-- Opening Marker --
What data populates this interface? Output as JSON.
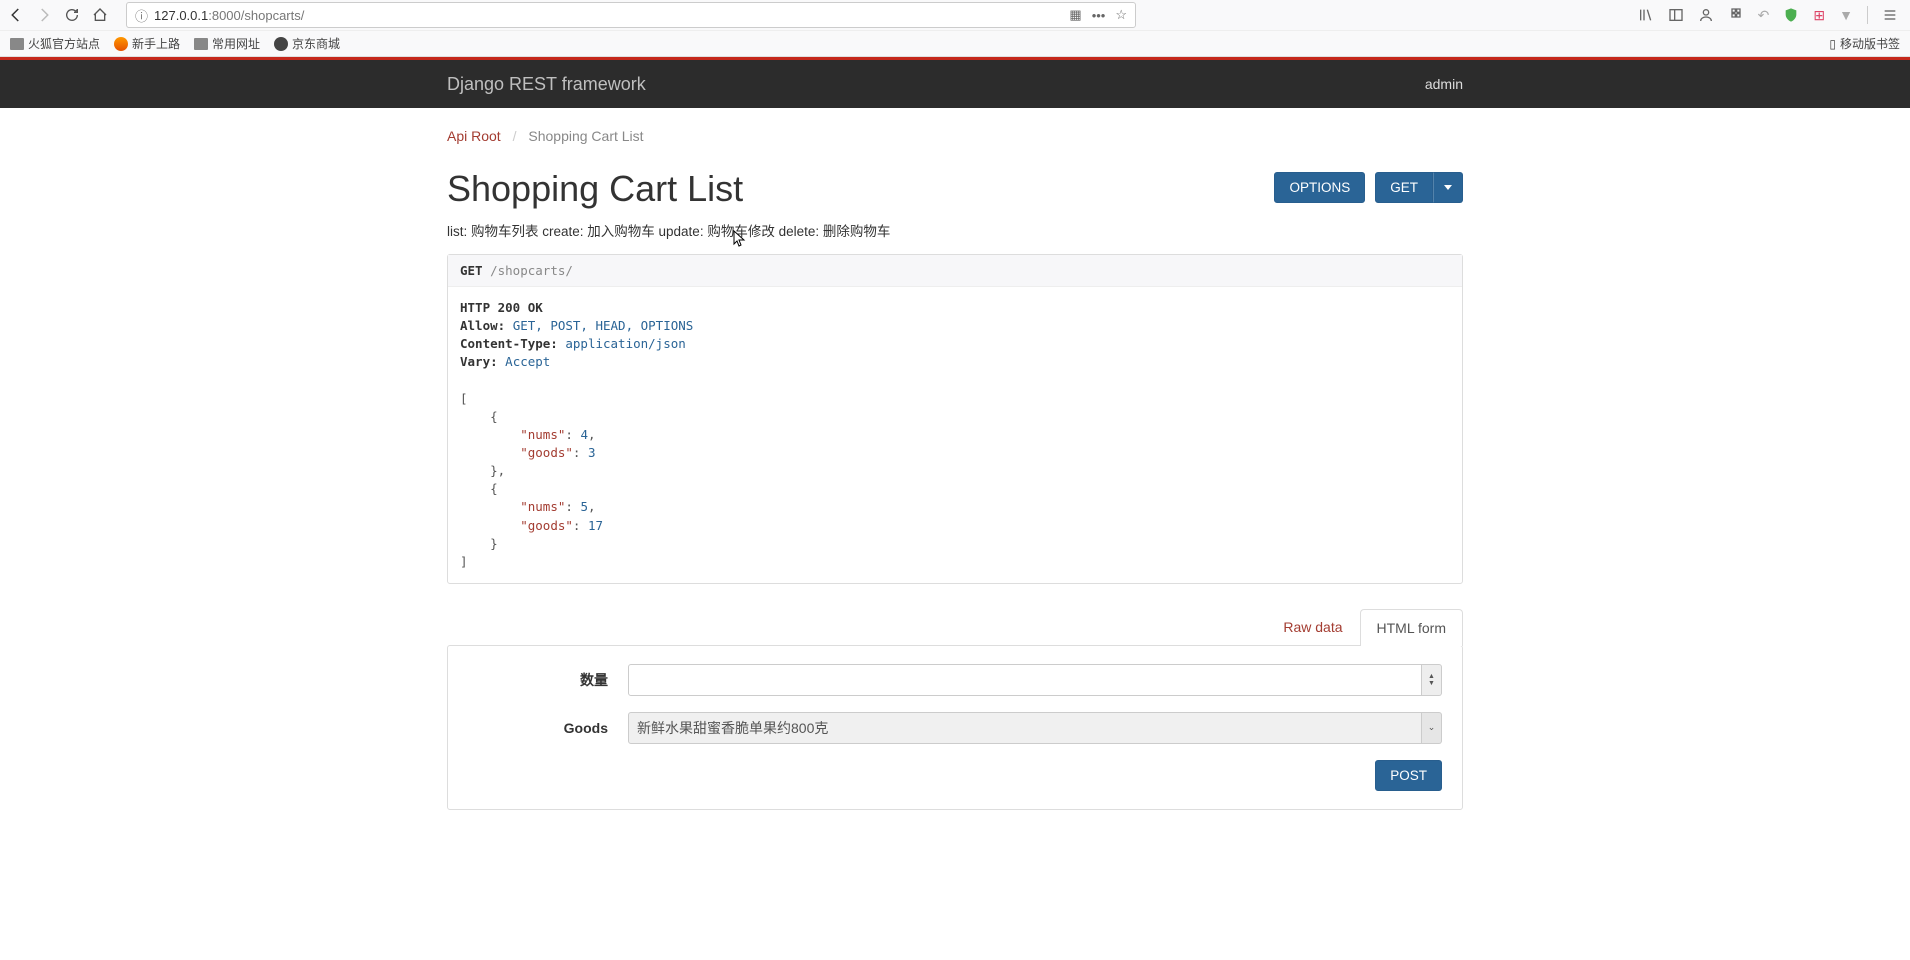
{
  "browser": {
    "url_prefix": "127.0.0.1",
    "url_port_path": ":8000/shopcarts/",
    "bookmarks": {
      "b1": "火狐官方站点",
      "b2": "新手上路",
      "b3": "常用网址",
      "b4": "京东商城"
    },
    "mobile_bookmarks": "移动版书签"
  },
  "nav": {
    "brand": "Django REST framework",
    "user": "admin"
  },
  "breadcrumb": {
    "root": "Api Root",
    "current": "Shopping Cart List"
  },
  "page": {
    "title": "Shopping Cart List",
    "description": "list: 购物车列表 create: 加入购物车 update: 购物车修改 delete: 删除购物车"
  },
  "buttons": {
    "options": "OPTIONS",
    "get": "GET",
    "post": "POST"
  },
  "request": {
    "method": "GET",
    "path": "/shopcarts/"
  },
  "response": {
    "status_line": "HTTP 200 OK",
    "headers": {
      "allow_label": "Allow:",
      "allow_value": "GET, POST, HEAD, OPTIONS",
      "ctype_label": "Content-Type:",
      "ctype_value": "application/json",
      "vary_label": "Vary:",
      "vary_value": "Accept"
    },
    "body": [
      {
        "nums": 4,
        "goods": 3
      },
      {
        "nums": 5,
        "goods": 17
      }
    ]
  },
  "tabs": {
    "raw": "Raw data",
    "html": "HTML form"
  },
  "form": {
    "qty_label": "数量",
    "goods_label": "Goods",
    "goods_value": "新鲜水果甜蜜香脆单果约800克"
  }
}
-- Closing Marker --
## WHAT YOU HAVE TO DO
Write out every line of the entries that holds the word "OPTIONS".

## EXERCISE SOLUTION
    "options": "OPTIONS",
      "allow_value": "GET, POST, HEAD, OPTIONS",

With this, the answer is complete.